This build was one long learning process and that is exactly what I wanted it to be from the start. A year ago, I knew next to nothing about building computers. I considered myself a software-only guy but some friends of mine sparked my interest and I went from there. The number one reason I decided to do this was the advantage of being able to swap parts in/out and having the option to upgrade. I really wanted to have tangible or measurable outcomes for each piece of hardware I upgraded or added. I started with the most basic setup, case, cpu+cooler, 16gb RAM, integrated graphics instead of discrete, and an old 2.5" HDD. Part by part I would add/replace components and get some benchmarks to see what kind of difference each addition would get me. There weren't really any surprises, as I wasn't doing anything revolutionary, I just needed to do the steps myself and learn. Eventually I reached what I considered the first completed version of my build (nothing overclocked) which is documented here.

Quite a bit has changed since then, the most notable being the custom water loop but these are some other changes: 2nd card for SLI revamping the storage solution doubling the RAM beefing up the PSU to handle overclocking and the extra components a monitor worthy of this hardware painted the case and dustscreens carbon fiber paper on the PSU, radiators and mobo IO casings

I don't see myself making any further significant upgrades to this setup as the components are well-balanced and any steps up on this chipset would be minimal. In my opinion, not worth the money or time. I am committed to getting the most out of what I decided on initially and at some point in the not-near future upgrading my chipset as well as a higher-threaded CPU. I also realize that a lot of people are of the opinion that SLI vs a better single base card is not worth the money, but like I planned from day 1, this build was about improving and upgrading, not just buying the best possible combination of parts for a given price. While some extravagant costs prevented some cutting-edge choices as far as hardware goes, I wouldn't have spent the money to add RAM cooling to my custom loop if cost were that much of a priority. Everybody has their lines and eventually you just have to make a decision and be happy with it.

Were I to start a build today with what I know now, a lot of things would be done differently. That being said, I have no regrets about the part choices I made (I'll refer anyone who disagrees with said choices to my repeated comments about this being a learning, upgrading process with careful intentional choices ;)) and love this machine! I plan on it being my personal rig for many years to come.

Notes: Included the monitors and primary peripherals, but did not itemize ALL the water cooling parts, internal hubs, etc. I'm happy to share that information if it's desired but for now I'll save myself some tedious work.

Comments

  • 2 months ago
  • 2 points

I was freaking out because about a month ago I sold my phanteks enthoo pro on offerup and I had painted the mesh on the top and front white exactly like you have in your build. +1 for watercooled RAM.

  • 2 months ago
  • 1 point

Haha, thanks!

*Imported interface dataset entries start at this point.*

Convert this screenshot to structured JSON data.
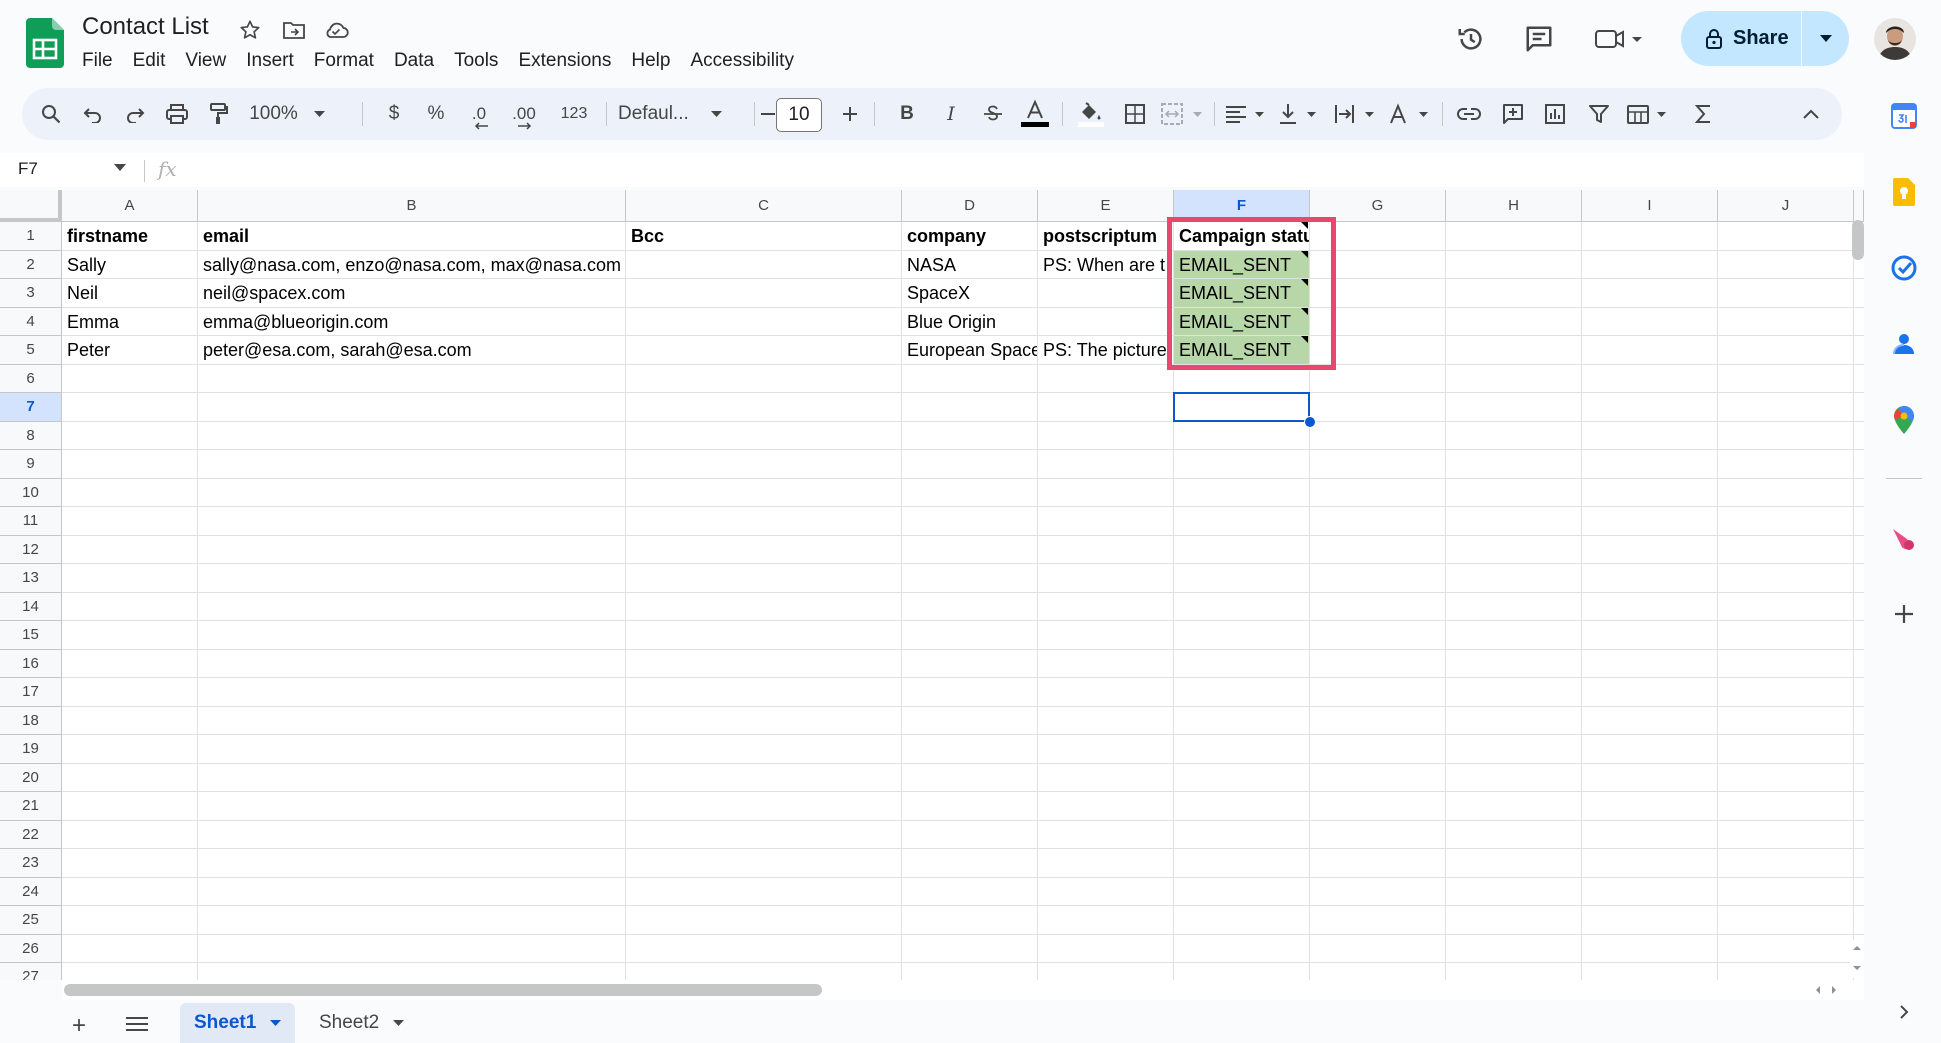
{
  "document": {
    "title": "Contact List",
    "menu": [
      "File",
      "Edit",
      "View",
      "Insert",
      "Format",
      "Data",
      "Tools",
      "Extensions",
      "Help",
      "Accessibility"
    ]
  },
  "header": {
    "share_label": "Share"
  },
  "toolbar": {
    "zoom": "100%",
    "currency": "$",
    "percent": "%",
    "decrease_decimal": ".0",
    "increase_decimal": ".00",
    "number_format": "123",
    "font_family": "Defaul...",
    "font_size": "10",
    "bold": "B",
    "italic": "I"
  },
  "formula_bar": {
    "name_box": "F7",
    "fx_label": "fx",
    "formula": ""
  },
  "sheet": {
    "columns": [
      "A",
      "B",
      "C",
      "D",
      "E",
      "F",
      "G",
      "H",
      "I",
      "J"
    ],
    "selected_column": "F",
    "rows": [
      "1",
      "2",
      "3",
      "4",
      "5",
      "6",
      "7",
      "8",
      "9",
      "10",
      "11",
      "12",
      "13",
      "14",
      "15",
      "16",
      "17",
      "18",
      "19",
      "20",
      "21",
      "22",
      "23",
      "24",
      "25",
      "26",
      "27"
    ],
    "selected_row": "7",
    "headers": {
      "A": "firstname",
      "B": "email",
      "C": "Bcc",
      "D": "company",
      "E": "postscriptum",
      "F": "Campaign status"
    },
    "data": [
      {
        "A": "Sally",
        "B": "sally@nasa.com, enzo@nasa.com, max@nasa.com",
        "C": "",
        "D": "NASA",
        "E": "PS: When are t",
        "F": "EMAIL_SENT"
      },
      {
        "A": "Neil",
        "B": "neil@spacex.com",
        "C": "",
        "D": "SpaceX",
        "E": "",
        "F": "EMAIL_SENT"
      },
      {
        "A": "Emma",
        "B": "emma@blueorigin.com",
        "C": "",
        "D": "Blue Origin",
        "E": "",
        "F": "EMAIL_SENT"
      },
      {
        "A": "Peter",
        "B": "peter@esa.com, sarah@esa.com",
        "C": "",
        "D": "European Space",
        "E": "PS: The picture",
        "F": "EMAIL_SENT"
      }
    ],
    "status_fill_color": "#b7d7a8",
    "highlight_color": "#e8486e"
  },
  "tabs": {
    "add_label": "+",
    "sheets": [
      "Sheet1",
      "Sheet2"
    ],
    "active": "Sheet1"
  },
  "icons": {
    "side_panel": [
      "calendar-icon",
      "keep-icon",
      "tasks-icon",
      "contacts-icon",
      "maps-icon",
      "addon-icon",
      "add-icon"
    ]
  }
}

There's nothing attractive about these DIMMs so I had to cover em up somehow

  • 2 months ago
  • 2 points

Wow. Beautiful build for your first one!! Nice job!!

  • 2 months ago
  • 1 point

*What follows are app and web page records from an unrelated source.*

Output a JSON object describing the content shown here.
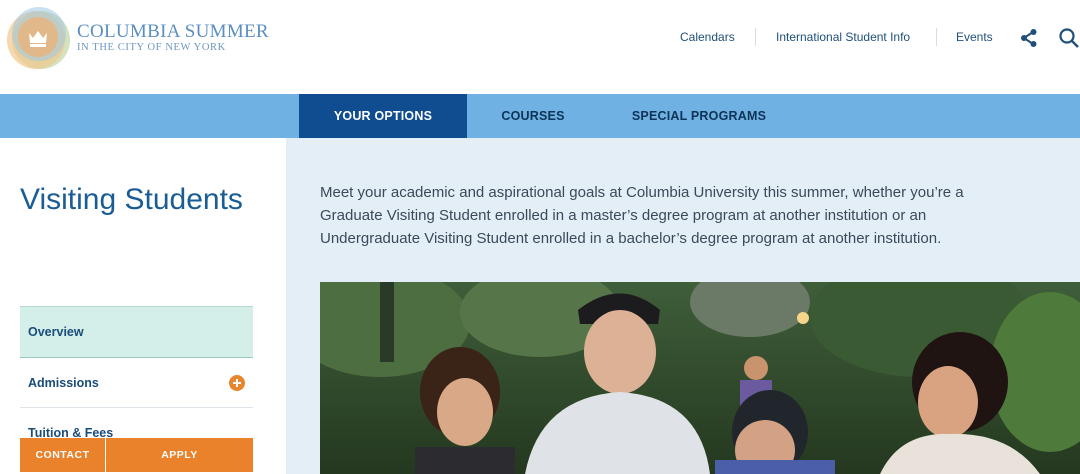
{
  "brand": {
    "title": "COLUMBIA SUMMER",
    "subtitle": "IN THE CITY OF NEW YORK"
  },
  "top_nav": {
    "items": [
      "Calendars",
      "International Student Info",
      "Events"
    ],
    "share_icon": "share-icon",
    "search_icon": "search-icon"
  },
  "main_nav": {
    "tabs": [
      "YOUR OPTIONS",
      "COURSES",
      "SPECIAL PROGRAMS"
    ],
    "active_tab": "YOUR OPTIONS"
  },
  "page": {
    "title": "Visiting Students",
    "intro": "Meet your academic and aspirational goals at Columbia University this summer, whether you’re a Graduate Visiting Student enrolled in a master’s degree program at another institution or an Undergraduate Visiting Student enrolled in a bachelor’s degree program at another institution."
  },
  "sidebar": {
    "items": [
      "Overview",
      "Admissions",
      "Tuition & Fees"
    ],
    "active_item": "Overview",
    "expand_icon": "plus-icon"
  },
  "actions": {
    "contact_label": "CONTACT",
    "apply_label": "APPLY"
  },
  "colors": {
    "brand_blue": "#5b8fc0",
    "nav_bar": "#6fb1e2",
    "active_tab": "#0f4c90",
    "accent_orange": "#e9822a",
    "content_bg": "#e4eef6",
    "active_side_item": "#d4efe9"
  }
}
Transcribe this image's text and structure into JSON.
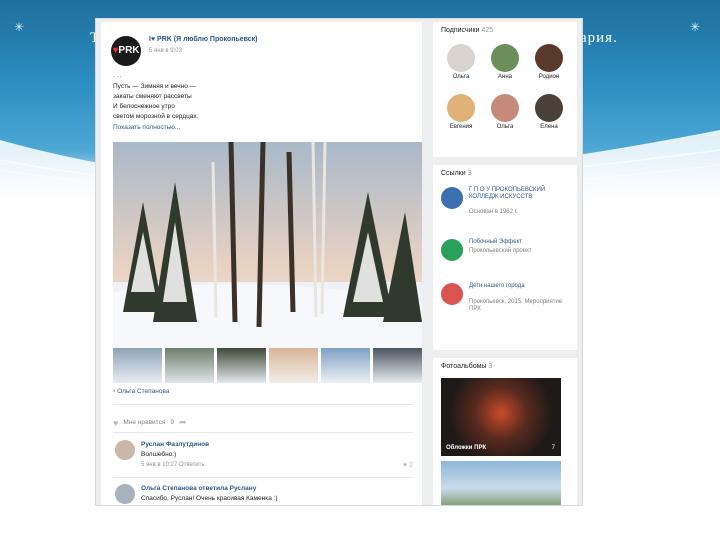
{
  "slide": {
    "heading_left": "Т",
    "heading_right": "ария."
  },
  "post": {
    "group_name": "I♥ PRK (Я люблю Прокопьевск)",
    "logo_letters": "PRK",
    "date": "5 янв в 9:03",
    "dots": "...",
    "poem_lines": [
      "Пусть — Зимняя и вечно —",
      "закаты сменяют рассветы",
      "И белоснежное утро",
      "светом морозной в сердцах."
    ],
    "show_full": "Показать полностью...",
    "attachment_author": "Ольга Степанова",
    "likes_label": "Мне нравится",
    "likes_count": "9",
    "comments": [
      {
        "name": "Руслан Фазлутдинов",
        "text": "Волшебно:)",
        "meta": "5 янв в 10:27  Ответить",
        "like": "♥ 2"
      },
      {
        "name": "Ольга Степанова ответила Руслану",
        "text": "Спасибо, Руслан! Очень красивая Каменка :)",
        "meta": "",
        "like": ""
      }
    ]
  },
  "side": {
    "subscribers": {
      "title": "Подписчики",
      "count": "425",
      "people": [
        "Ольга",
        "Анна",
        "Родион",
        "Евгения",
        "Ольга",
        "Елена"
      ]
    },
    "links": {
      "title": "Ссылки",
      "count": "3",
      "items": [
        {
          "name": "Г П О У ПРОКОПЬЕВСКИЙ КОЛЛЕДЖ ИСКУССТВ",
          "desc": "Основан в 1962 г."
        },
        {
          "name": "Побочный Эффект",
          "desc": "Прокопьевский проект"
        },
        {
          "name": "Дети нашего города",
          "desc": "Прокопьевск, 2015. Мероприятие ПРК"
        }
      ]
    },
    "albums": {
      "title": "Фотоальбомы",
      "count": "3",
      "items": [
        {
          "caption": "Обложки ПРК",
          "count": "7"
        }
      ]
    }
  },
  "colors": {
    "accent_link": "#2a5885",
    "vk_bg": "#edeef0",
    "slide_blue": "#2b8cc0"
  }
}
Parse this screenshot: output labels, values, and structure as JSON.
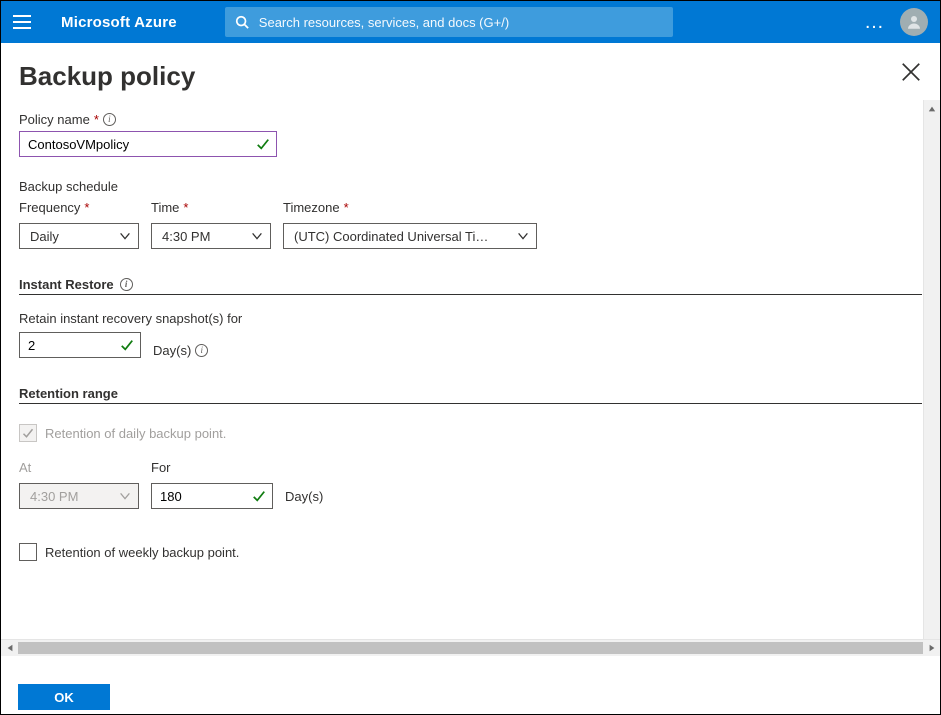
{
  "header": {
    "brand": "Microsoft Azure",
    "search_placeholder": "Search resources, services, and docs (G+/)"
  },
  "page": {
    "title": "Backup policy"
  },
  "form": {
    "policy_name_label": "Policy name",
    "policy_name_value": "ContosoVMpolicy",
    "schedule_header": "Backup schedule",
    "frequency_label": "Frequency",
    "frequency_value": "Daily",
    "time_label": "Time",
    "time_value": "4:30 PM",
    "timezone_label": "Timezone",
    "timezone_value": "(UTC) Coordinated Universal Ti…",
    "instant_restore_header": "Instant Restore",
    "instant_retain_label": "Retain instant recovery snapshot(s) for",
    "instant_retain_value": "2",
    "instant_retain_unit": "Day(s)",
    "retention_header": "Retention range",
    "daily_retention_label": "Retention of daily backup point.",
    "at_label": "At",
    "at_value": "4:30 PM",
    "for_label": "For",
    "for_value": "180",
    "for_unit": "Day(s)",
    "weekly_retention_label": "Retention of weekly backup point."
  },
  "footer": {
    "ok_label": "OK"
  }
}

Thank you! A lot of research and learning involved to make it exactly what I wanted

  • 2 months ago
  • 2 points

Wow. This looks amazing! The fact that it's a first build makes it even better. Great work!

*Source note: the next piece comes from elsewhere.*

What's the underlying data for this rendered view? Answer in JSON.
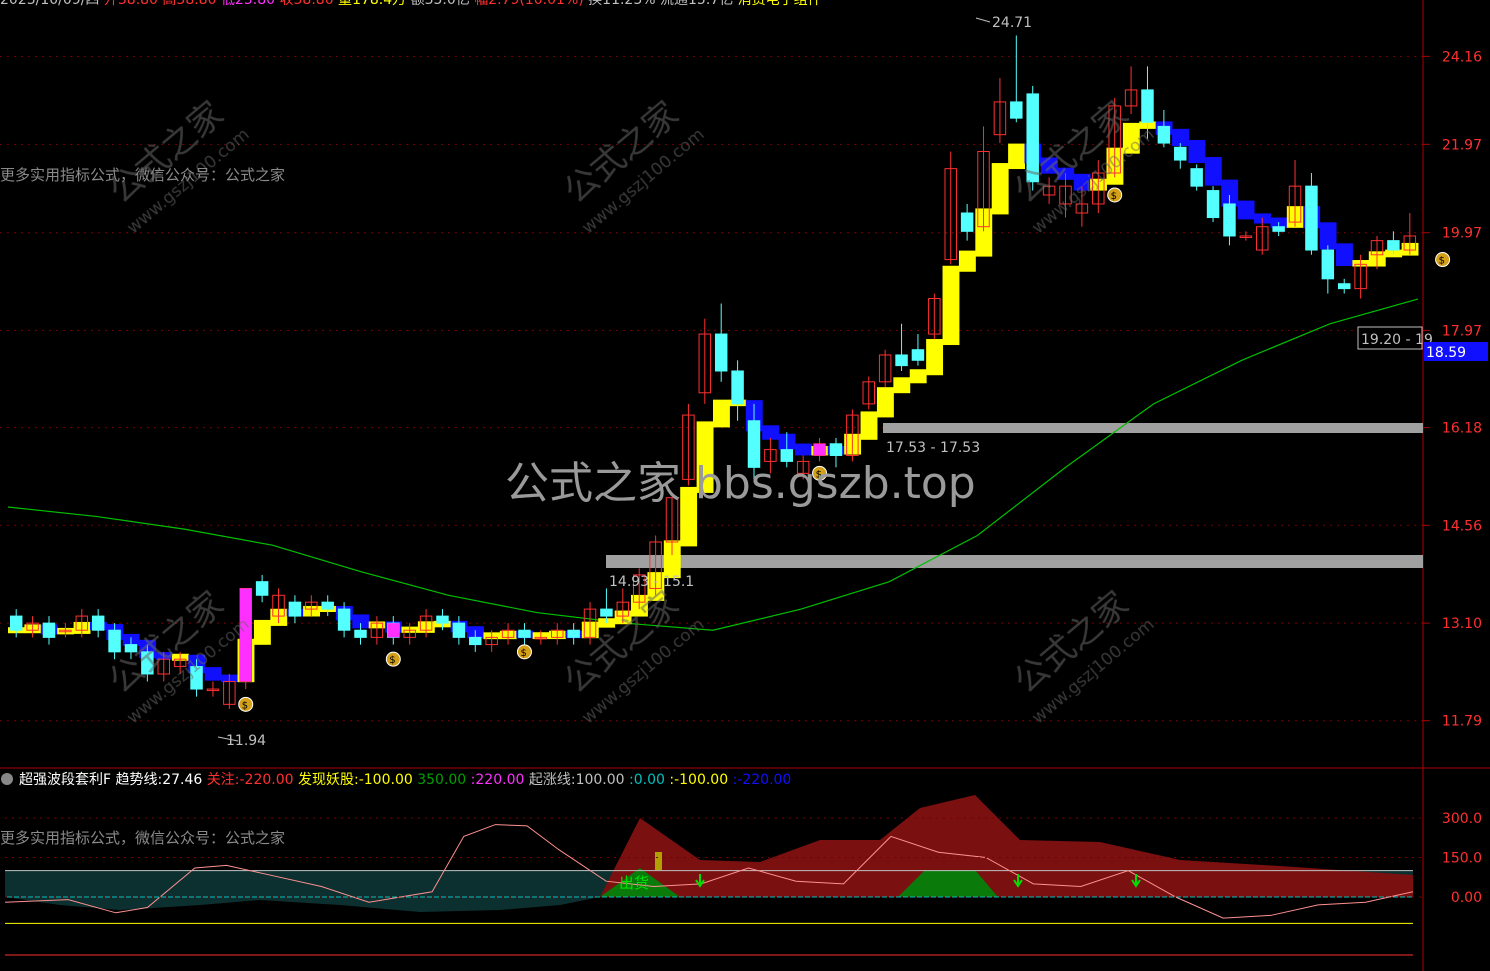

  • 2 months ago
  • 2 points

Thanks, I'm very pleased with how it turned out!

  • 2 months ago
  • 2 points

Nice build and way to give the 6600k the credit it deserves-everyone says it sucks

  • 2 months ago
  • 1 point

I think it's a great cpu. Not top of the line but not a compromise either. And with a modest overclock of .9 GHz, its a steal